One of the greatest dangers to the survival of contemporary democracies, in my humble opinion, is the rampant use of money to buy citizens’ votes in a manner that undermines the free-flow of ideas and open debate which gives meaning to the spirit of democracy. By the monetisation of politics we are referring to use of money in the political party and electoral process. I acknowledge that one needs money to do politics these days – humungous amounts of it. But I never imagined that money will take over as the sole arbiter and determinant of political value. America remains the world’s greatest democracy. But it is a country in which politics requires billions of dollars. But there are rules limiting how much each individual can contribute to a political party. This is to ensure that no single individual can buy off a political party and ensure that he single-handedly calls the shots to the detriment of internal party democracy.
The Ekiti gubernatorial elections last July gave a new, ominous meaning, to the monetisation of politics in our fledgling democracy. In the 2014 elections that brought Ayo Fayose to power on the platform of the Peoples Democratic Party (PDP), the concept of “stomach infrastructure” was introduced into our lexicon of political discourse. My friend, Kayode Fayemi, a soft-spoken and wellcultured politician, was disgraced out of office by the more street-wise Ayo Fayose. While the one was delivering highfalutin disquisitions on human development, the other sent party agents to quietly distribute cooked food and bags of rice to the wretched of the earth. Stomach infrastructure was inevitably triumphant. This time around, in 2018, Fayemi left nothing to chance. There were reports of a large war chest. Also, the entirety of the security and military apparatus of federal might descended on the relatively small and peaceful state of Ekiti. Fayose and the PDP stood no chance whatsoever.

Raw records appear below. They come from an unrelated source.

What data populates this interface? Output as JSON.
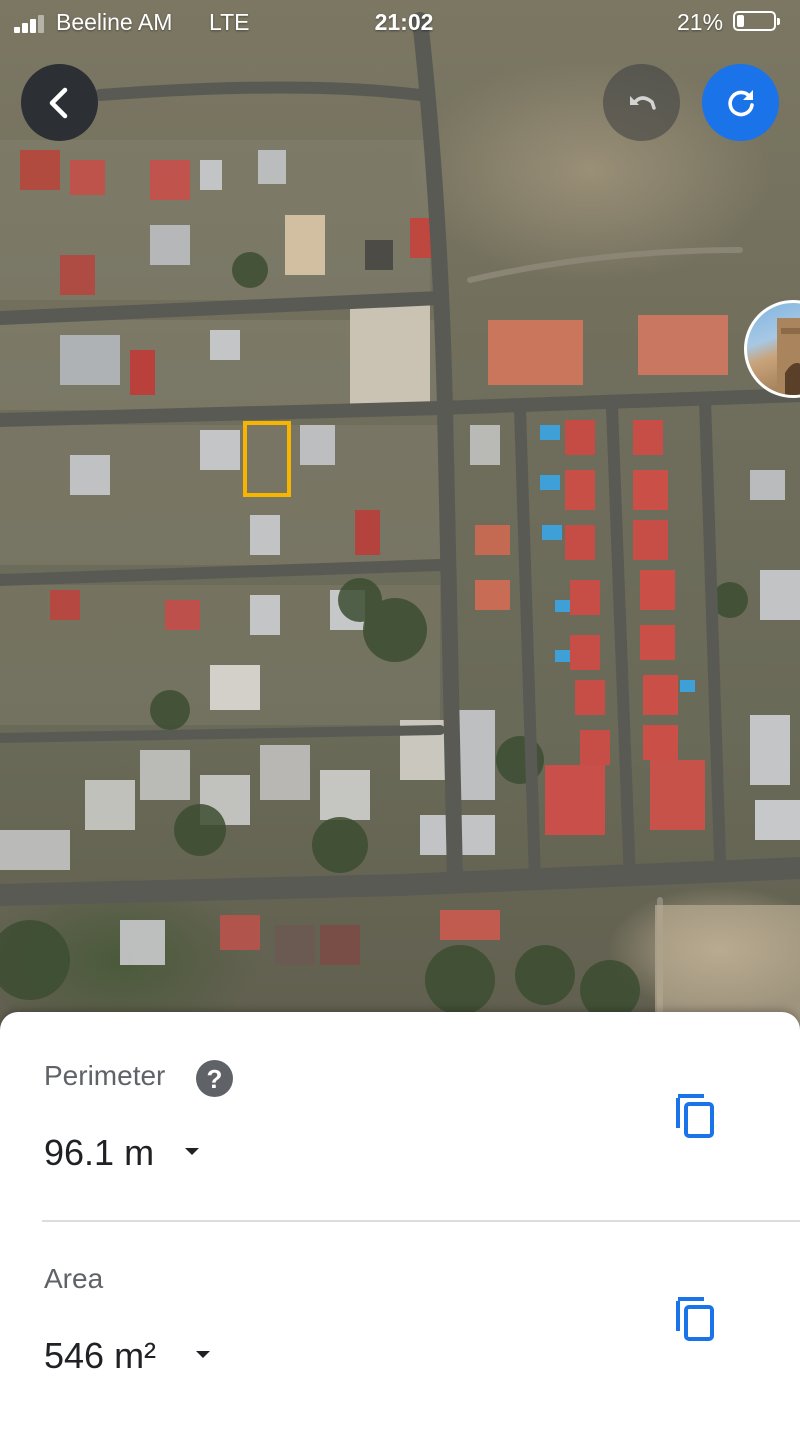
{
  "status_bar": {
    "carrier": "Beeline AM",
    "network": "LTE",
    "time": "21:02",
    "battery_percent": "21%",
    "battery_level": 0.21,
    "signal_bars": 3
  },
  "map": {
    "type": "satellite",
    "selection_outline_color": "#f7b500"
  },
  "buttons": {
    "back_icon": "chevron-left-icon",
    "undo_icon": "undo-icon",
    "redo_icon": "refresh-icon",
    "redo_color": "#1a73e8"
  },
  "measurements": {
    "perimeter": {
      "label": "Perimeter",
      "help": "?",
      "value": "96.1 m",
      "copy_icon": "copy-icon"
    },
    "area": {
      "label": "Area",
      "value": "546 m²",
      "copy_icon": "copy-icon"
    },
    "icon_color": "#1a73e8"
  }
}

The September governorship elections in the western state of Osun were even more appalling. Osun State under Ogbeni Rauf Aregbesola has been one of the most badly run states in the country; a disgrace to the sophisticated Yoruba people and to the memory of the revered Chief Obafemi Awolowo. Public sector workers went without salaries for years. The state incurred a staggering N143 billion debt. The man, I understand, is a wonderful dancer; a socialite who loves his music. But his governance record has been a disaster. What is worse? He has been the arrow-head of a new form of religious politics that is alien to the ethos of the Yoruba. Despite his abysmal follies, Aregbesola was feted as a national poster-boy of the APC. We are told that shortly before the elections, the Federal Government, under the disgraced finance minister Kemi Adeosun allegedly disbursed the sum of N18 billion to Osun. This was supposedly part of the backlog of outstanding Paris debt repayment funds that were “owed” the state and presumably outside Osun’s regular statutory allocations.
Humongous amounts of money apparently changed hands in the Osun election, where so much was at stake for the ruling APC.
The recently concluded PDP primaries in Port Harcourt added yet another dimension to the syndrome of money politics. According to observers, as much as $5,000 was being paid across-the-board to the more than 3,000 delegates that descended upon that green city. According to one reporter, “as early as Saturday morning, some of the delegates said they already had up to $9,000 each while they said they were still expecting more.” It is inevitable that those who spend fortunes to buy the electorate will take the first steps to recover their losses the first time they assume office.
It is the Nigerian people and democracy that would be the worse for it. We must, therefore, take urgent steps to pass new legislation limiting the use of money in our electoral process. It is the only way by which we can salvage our democracy from rule by plutocrats.